Monday, July 19, 2010

Artist Statements say Nothing when Plagiarism is Involved

Artist Statements say Nothing when Plagiarism is Involved:

Since my involvement with it is safe to say that I’ve viewed the artwork of thousands of artists-- probably more in the hundreds of thousands-- online. I can remember days when it was not uncommon for me to view the work of at least 300 artists on a routine daily basis-- a constant search for potential interviews. Needless to say, I've viewed a lot of artwork and have read many artist statements as Senior Editor. Thus, I have learned to key in on potential problems concerning the statements of artists and the manner in which they gain exposure online.

While 'hunting' for potential myartspace blog interviews I often notice basic problems artists face concerning exposure when placing their best foot forward via the Internet. In some cases the problem is in the form of poor website design-- others, poor image quality of photos that have been uploaded. These only serve as professional trip lines when one is trying to advance his or her exposure. However, those errors can be corrected. Unfortunately, some of the problems I ’catch’ during my ’hunts’ are truly self-inflicted-- and can foster lasting damage to ones artistic ambition. The main issue-- individuals who plagiarize from the artist statements of others.

In truth, I have ‘caught’ a few instances of plagiarized statements on myartspace as well as other social networking sites designed for artists-- and dealt with them accordingly-- while others have been brought to my attention. It is no secret that some artists have ‘borrowed’ from the artist statements of others since statements became the norm. Said practice has never been accepted-- and in my opinion, it only serves to limit the artist who is doing it. However, in this day and age-- one fueled by the power of the Internet-- it is increasingly more crucial for an artist to communicate with an authentic voice rather than ‘steal’ the words out of a fellow artists mouth.

In my opinion, the artist statement plagiarist risks damaging his or her professional presence more than ever. While it is true that some individuals do not care about the authenticity of an artist statement it is also clear that others take it very serious.

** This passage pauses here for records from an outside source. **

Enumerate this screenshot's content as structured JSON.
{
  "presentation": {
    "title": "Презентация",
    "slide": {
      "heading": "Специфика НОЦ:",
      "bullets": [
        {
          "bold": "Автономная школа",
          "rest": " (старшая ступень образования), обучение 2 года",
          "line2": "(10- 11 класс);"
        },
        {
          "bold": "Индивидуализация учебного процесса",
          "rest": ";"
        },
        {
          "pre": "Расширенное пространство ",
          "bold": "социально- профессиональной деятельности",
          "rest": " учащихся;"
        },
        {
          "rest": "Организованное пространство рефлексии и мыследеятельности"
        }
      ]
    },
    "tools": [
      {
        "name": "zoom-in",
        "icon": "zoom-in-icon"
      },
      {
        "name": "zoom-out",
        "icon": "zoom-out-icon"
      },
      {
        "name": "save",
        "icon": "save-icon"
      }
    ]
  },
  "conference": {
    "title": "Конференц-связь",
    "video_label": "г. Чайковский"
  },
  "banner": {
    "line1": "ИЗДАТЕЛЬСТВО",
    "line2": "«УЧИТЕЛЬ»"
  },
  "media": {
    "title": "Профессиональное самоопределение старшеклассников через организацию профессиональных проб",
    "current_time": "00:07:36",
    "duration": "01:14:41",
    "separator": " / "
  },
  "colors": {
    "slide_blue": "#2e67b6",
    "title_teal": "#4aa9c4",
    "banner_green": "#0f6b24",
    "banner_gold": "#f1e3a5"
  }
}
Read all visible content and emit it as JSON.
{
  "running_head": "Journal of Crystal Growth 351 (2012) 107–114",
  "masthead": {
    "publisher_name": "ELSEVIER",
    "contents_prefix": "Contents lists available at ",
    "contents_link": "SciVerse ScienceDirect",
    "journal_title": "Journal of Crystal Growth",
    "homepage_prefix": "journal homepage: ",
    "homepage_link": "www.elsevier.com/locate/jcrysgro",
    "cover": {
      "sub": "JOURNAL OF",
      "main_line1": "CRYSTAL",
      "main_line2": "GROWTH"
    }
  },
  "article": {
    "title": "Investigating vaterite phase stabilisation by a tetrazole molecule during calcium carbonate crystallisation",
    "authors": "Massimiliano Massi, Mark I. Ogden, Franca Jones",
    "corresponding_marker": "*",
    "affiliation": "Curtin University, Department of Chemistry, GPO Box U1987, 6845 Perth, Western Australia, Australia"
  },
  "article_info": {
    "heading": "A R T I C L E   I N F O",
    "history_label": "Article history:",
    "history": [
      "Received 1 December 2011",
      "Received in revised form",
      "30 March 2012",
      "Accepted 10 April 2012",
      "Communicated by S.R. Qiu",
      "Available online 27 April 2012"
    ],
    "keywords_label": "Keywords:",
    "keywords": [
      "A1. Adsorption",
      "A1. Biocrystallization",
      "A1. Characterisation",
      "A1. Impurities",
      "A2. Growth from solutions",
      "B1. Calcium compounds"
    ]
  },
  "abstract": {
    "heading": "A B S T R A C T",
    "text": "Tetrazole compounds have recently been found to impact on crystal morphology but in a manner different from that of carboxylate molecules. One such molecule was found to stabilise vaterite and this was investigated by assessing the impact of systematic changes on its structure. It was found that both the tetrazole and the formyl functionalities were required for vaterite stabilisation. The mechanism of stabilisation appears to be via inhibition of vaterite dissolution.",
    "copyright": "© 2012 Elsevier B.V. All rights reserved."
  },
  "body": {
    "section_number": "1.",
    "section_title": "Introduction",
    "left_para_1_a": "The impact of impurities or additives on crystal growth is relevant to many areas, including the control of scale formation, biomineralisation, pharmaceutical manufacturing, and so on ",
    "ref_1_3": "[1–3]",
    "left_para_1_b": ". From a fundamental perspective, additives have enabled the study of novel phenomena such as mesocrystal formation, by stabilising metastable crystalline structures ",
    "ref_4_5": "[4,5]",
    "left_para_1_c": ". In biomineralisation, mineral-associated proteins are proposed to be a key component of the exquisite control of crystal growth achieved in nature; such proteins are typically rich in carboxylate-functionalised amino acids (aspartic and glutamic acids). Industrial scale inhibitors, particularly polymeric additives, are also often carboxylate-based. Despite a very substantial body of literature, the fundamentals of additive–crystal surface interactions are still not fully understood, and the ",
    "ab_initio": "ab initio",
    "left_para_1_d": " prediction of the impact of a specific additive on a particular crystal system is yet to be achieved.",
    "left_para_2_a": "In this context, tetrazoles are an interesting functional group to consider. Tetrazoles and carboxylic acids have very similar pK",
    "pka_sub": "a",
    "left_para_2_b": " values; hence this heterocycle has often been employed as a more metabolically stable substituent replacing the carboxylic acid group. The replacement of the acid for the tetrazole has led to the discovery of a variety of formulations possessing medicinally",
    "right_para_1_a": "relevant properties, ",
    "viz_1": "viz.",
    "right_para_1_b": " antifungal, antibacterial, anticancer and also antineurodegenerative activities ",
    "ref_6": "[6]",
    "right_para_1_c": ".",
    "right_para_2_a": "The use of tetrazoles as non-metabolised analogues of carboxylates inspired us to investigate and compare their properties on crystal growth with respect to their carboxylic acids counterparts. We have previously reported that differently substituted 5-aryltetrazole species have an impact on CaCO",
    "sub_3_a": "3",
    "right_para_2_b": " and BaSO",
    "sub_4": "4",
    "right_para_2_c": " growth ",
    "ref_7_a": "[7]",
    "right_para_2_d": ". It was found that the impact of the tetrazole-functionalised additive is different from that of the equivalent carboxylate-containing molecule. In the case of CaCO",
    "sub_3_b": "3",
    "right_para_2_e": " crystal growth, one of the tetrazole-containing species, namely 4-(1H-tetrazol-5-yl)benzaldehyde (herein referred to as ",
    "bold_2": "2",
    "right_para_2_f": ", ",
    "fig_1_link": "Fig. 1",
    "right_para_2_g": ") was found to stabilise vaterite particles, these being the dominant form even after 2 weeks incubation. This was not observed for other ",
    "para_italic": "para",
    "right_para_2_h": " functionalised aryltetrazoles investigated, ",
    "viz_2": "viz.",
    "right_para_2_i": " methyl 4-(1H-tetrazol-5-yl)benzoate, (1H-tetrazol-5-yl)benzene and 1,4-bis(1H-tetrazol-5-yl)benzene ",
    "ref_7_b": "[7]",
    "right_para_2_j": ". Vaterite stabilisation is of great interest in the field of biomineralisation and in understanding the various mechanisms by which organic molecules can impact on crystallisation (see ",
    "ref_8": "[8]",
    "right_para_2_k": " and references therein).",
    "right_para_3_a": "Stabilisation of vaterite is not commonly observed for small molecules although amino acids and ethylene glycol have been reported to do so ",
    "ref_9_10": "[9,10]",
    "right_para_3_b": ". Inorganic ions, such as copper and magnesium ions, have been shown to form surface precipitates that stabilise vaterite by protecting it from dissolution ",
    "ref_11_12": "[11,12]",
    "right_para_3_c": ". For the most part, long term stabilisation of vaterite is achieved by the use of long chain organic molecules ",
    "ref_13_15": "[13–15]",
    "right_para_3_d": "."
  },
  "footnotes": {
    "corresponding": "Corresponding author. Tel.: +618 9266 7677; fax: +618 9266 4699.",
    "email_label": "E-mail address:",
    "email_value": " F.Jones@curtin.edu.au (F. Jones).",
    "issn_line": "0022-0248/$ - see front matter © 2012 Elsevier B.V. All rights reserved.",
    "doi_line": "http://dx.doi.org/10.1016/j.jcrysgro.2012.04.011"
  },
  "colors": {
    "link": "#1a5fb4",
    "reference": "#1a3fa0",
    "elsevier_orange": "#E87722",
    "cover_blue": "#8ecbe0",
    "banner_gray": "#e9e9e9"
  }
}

This is compounded by the fact that it can take a mere Google search to expose an artist statement plagiarist. In other words, with just a few clicks an artist who has plagiarized his or her statement can easily face a lifetime of criticism and ridicule for that choice-- especially if the offended artist is involved in exposing the truth.

It is unfortunate that some artists place their practice, education, or other aspects of professionalism on the line simply because they are too lazy-- or don’t know their own work well enough-- to come up with their own words. After all, a plagiarized artist statement only ‘speaks’ to those who are not aware of the plagiarism. Once exposed-- said artist statement is silenced and the plagiarist-- from that point on-- will ‘hear’ the criticism and ridicule of his or her failure.

To put it bluntly, the artist statement plagiarist places an unneeded obstacle before himself or herself-- once exposed, the act of plagiarism is apt to block success, respect, and dignity. And for what? For an easy route? A lack of words? It is not worth it. An artist should strive to communicate authentically about his or her art-- an artist statement says nothing when plagiarism is involved.

Links of Interest:

The Artist Statement...again

My Art Advice: The Artist Statement

Take care, Stay true,

Brian Sherwin
Senior Editor

1 comment:

SeBiArt said...

Couldn't agree more. But what's most troubling about this post is that this happens at all! Great, another thing to worry about... I seriously never thought this went on where statements are concerned - and you make a solid point - it's near unimaginable to me that someone wouldn't be familiar enough with their own work to write their own statement!

But though you say it's easy to unearth plagiarists, I have to wonder; couldn't the appearance of such an act erroneously implicate the original composer? Should one consider copyrighting statements now? Eek!

On another note - what's the best resolution to use for websites? You've got me fretting on that now... And for that matter - flash or html? Gone to a couple talks at Calmet and CCNY about this - so many different views on this.